=== Section Start ===

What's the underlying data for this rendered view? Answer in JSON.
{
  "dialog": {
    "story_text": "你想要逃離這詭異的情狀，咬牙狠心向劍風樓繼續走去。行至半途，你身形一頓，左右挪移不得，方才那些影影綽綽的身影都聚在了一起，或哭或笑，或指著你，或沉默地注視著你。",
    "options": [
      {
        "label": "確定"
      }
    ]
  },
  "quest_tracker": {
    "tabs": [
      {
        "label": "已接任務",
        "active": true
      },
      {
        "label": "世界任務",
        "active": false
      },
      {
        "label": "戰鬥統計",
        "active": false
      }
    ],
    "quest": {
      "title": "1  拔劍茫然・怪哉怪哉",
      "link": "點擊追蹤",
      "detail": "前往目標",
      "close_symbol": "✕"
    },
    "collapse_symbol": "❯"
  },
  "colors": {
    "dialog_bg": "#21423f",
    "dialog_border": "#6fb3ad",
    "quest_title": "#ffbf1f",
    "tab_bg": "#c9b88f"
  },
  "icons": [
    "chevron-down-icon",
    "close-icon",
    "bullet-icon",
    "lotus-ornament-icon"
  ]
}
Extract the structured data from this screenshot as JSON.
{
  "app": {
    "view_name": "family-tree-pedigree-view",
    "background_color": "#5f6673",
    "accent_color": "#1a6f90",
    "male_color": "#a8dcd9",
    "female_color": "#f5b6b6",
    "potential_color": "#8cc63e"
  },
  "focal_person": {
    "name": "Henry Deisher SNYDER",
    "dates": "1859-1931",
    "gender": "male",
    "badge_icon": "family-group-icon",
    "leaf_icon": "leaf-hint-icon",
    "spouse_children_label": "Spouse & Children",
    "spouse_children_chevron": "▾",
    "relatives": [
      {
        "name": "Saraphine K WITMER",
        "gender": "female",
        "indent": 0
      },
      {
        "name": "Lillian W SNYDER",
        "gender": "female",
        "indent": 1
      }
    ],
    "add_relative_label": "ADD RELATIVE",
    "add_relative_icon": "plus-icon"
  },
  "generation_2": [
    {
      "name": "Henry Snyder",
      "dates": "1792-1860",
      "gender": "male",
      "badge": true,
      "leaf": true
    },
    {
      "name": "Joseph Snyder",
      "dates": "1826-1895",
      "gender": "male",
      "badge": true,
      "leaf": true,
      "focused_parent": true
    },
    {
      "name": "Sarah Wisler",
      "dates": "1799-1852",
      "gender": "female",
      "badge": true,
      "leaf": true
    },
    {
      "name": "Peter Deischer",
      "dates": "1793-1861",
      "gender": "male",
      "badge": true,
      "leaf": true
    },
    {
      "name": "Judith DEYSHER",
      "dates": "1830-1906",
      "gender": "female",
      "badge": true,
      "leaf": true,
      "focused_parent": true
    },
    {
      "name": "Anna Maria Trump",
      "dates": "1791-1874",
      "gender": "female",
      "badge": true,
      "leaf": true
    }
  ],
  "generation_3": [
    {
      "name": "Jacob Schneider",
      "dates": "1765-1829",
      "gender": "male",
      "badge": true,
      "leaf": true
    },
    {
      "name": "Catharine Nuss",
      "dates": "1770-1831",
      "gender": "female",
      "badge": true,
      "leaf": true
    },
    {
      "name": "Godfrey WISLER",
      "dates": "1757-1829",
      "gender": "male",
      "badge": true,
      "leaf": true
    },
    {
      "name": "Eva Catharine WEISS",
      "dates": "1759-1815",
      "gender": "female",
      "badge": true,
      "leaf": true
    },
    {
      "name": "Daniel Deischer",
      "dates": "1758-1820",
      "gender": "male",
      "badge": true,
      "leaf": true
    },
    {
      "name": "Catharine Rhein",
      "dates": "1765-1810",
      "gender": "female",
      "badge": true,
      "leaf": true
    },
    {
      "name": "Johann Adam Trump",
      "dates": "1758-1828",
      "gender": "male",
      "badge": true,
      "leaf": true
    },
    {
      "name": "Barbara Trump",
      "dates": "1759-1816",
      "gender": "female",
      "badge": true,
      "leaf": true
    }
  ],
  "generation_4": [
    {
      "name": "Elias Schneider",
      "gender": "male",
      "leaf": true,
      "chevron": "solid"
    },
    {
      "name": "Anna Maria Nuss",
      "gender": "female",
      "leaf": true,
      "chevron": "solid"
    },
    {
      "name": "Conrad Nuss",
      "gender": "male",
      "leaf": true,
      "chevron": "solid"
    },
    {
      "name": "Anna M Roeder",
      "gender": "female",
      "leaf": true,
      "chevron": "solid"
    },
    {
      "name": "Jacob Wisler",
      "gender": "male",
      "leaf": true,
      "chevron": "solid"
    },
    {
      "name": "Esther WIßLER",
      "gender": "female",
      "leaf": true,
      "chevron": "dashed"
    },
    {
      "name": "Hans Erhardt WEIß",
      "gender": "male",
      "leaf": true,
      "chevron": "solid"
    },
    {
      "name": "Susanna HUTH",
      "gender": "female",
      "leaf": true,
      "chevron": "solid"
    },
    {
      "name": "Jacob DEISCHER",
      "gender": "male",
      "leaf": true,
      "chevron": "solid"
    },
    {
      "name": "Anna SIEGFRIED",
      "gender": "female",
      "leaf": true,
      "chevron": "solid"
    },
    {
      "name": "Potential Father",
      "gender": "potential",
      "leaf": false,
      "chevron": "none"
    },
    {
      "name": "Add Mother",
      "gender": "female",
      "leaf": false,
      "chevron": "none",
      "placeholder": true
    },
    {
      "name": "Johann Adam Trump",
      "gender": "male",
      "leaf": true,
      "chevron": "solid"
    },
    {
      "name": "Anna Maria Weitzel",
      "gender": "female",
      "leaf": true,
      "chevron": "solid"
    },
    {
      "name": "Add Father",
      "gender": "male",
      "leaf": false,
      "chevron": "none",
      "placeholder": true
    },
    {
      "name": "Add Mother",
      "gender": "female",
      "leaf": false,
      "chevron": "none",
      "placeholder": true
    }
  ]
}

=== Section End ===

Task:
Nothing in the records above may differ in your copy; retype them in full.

Answer section:
What's the underlying data for this rendered view? Answer in JSON.
{
  "dialog": {
    "story_text": "你想要逃離這詭異的情狀，咬牙狠心向劍風樓繼續走去。行至半途，你身形一頓，左右挪移不得，方才那些影影綽綽的身影都聚在了一起，或哭或笑，或指著你，或沉默地注視著你。",
    "options": [
      {
        "label": "確定"
      }
    ]
  },
  "quest_tracker": {
    "tabs": [
      {
        "label": "已接任務",
        "active": true
      },
      {
        "label": "世界任務",
        "active": false
      },
      {
        "label": "戰鬥統計",
        "active": false
      }
    ],
    "quest": {
      "title": "1  拔劍茫然・怪哉怪哉",
      "link": "點擊追蹤",
      "detail": "前往目標",
      "close_symbol": "✕"
    },
    "collapse_symbol": "❯"
  },
  "colors": {
    "dialog_bg": "#21423f",
    "dialog_border": "#6fb3ad",
    "quest_title": "#ffbf1f",
    "tab_bg": "#c9b88f"
  },
  "icons": [
    "chevron-down-icon",
    "close-icon",
    "bullet-icon",
    "lotus-ornament-icon"
  ]
}
Extract the structured data from this screenshot as JSON.
{
  "app": {
    "view_name": "family-tree-pedigree-view",
    "background_color": "#5f6673",
    "accent_color": "#1a6f90",
    "male_color": "#a8dcd9",
    "female_color": "#f5b6b6",
    "potential_color": "#8cc63e"
  },
  "focal_person": {
    "name": "Henry Deisher SNYDER",
    "dates": "1859-1931",
    "gender": "male",
    "badge_icon": "family-group-icon",
    "leaf_icon": "leaf-hint-icon",
    "spouse_children_label": "Spouse & Children",
    "spouse_children_chevron": "▾",
    "relatives": [
      {
        "name": "Saraphine K WITMER",
        "gender": "female",
        "indent": 0
      },
      {
        "name": "Lillian W SNYDER",
        "gender": "female",
        "indent": 1
      }
    ],
    "add_relative_label": "ADD RELATIVE",
    "add_relative_icon": "plus-icon"
  },
  "generation_2": [
    {
      "name": "Henry Snyder",
      "dates": "1792-1860",
      "gender": "male",
      "badge": true,
      "leaf": true
    },
    {
      "name": "Joseph Snyder",
      "dates": "1826-1895",
      "gender": "male",
      "badge": true,
      "leaf": true,
      "focused_parent": true
    },
    {
      "name": "Sarah Wisler",
      "dates": "1799-1852",
      "gender": "female",
      "badge": true,
      "leaf": true
    },
    {
      "name": "Peter Deischer",
      "dates": "1793-1861",
      "gender": "male",
      "badge": true,
      "leaf": true
    },
    {
      "name": "Judith DEYSHER",
      "dates": "1830-1906",
      "gender": "female",
      "badge": true,
      "leaf": true,
      "focused_parent": true
    },
    {
      "name": "Anna Maria Trump",
      "dates": "1791-1874",
      "gender": "female",
      "badge": true,
      "leaf": true
    }
  ],
  "generation_3": [
    {
      "name": "Jacob Schneider",
      "dates": "1765-1829",
      "gender": "male",
      "badge": true,
      "leaf": true
    },
    {
      "name": "Catharine Nuss",
      "dates": "1770-1831",
      "gender": "female",
      "badge": true,
      "leaf": true
    },
    {
      "name": "Godfrey WISLER",
      "dates": "1757-1829",
      "gender": "male",
      "badge": true,
      "leaf": true
    },
    {
      "name": "Eva Catharine WEISS",
      "dates": "1759-1815",
      "gender": "female",
      "badge": true,
      "leaf": true
    },
    {
      "name": "Daniel Deischer",
      "dates": "1758-1820",
      "gender": "male",
      "badge": true,
      "leaf": true
    },
    {
      "name": "Catharine Rhein",
      "dates": "1765-1810",
      "gender": "female",
      "badge": true,
      "leaf": true
    },
    {
      "name": "Johann Adam Trump",
      "dates": "1758-1828",
      "gender": "male",
      "badge": true,
      "leaf": true
    },
    {
      "name": "Barbara Trump",
      "dates": "1759-1816",
      "gender": "female",
      "badge": true,
      "leaf": true
    }
  ],
  "generation_4": [
    {
      "name": "Elias Schneider",
      "gender": "male",
      "leaf": true,
      "chevron": "solid"
    },
    {
      "name": "Anna Maria Nuss",
      "gender": "female",
      "leaf": true,
      "chevron": "solid"
    },
    {
      "name": "Conrad Nuss",
      "gender": "male",
      "leaf": true,
      "chevron": "solid"
    },
    {
      "name": "Anna M Roeder",
      "gender": "female",
      "leaf": true,
      "chevron": "solid"
    },
    {
      "name": "Jacob Wisler",
      "gender": "male",
      "leaf": true,
      "chevron": "solid"
    },
    {
      "name": "Esther WIßLER",
      "gender": "female",
      "leaf": true,
      "chevron": "dashed"
    },
    {
      "name": "Hans Erhardt WEIß",
      "gender": "male",
      "leaf": true,
      "chevron": "solid"
    },
    {
      "name": "Susanna HUTH",
      "gender": "female",
      "leaf": true,
      "chevron": "solid"
    },
    {
      "name": "Jacob DEISCHER",
      "gender": "male",
      "leaf": true,
      "chevron": "solid"
    },
    {
      "name": "Anna SIEGFRIED",
      "gender": "female",
      "leaf": true,
      "chevron": "solid"
    },
    {
      "name": "Potential Father",
      "gender": "potential",
      "leaf": false,
      "chevron": "none"
    },
    {
      "name": "Add Mother",
      "gender": "female",
      "leaf": false,
      "chevron": "none",
      "placeholder": true
    },
    {
      "name": "Johann Adam Trump",
      "gender": "male",
      "leaf": true,
      "chevron": "solid"
    },
    {
      "name": "Anna Maria Weitzel",
      "gender": "female",
      "leaf": true,
      "chevron": "solid"
    },
    {
      "name": "Add Father",
      "gender": "male",
      "leaf": false,
      "chevron": "none",
      "placeholder": true
    },
    {
      "name": "Add Mother",
      "gender": "female",
      "leaf": false,
      "chevron": "none",
      "placeholder": true
    }
  ]
}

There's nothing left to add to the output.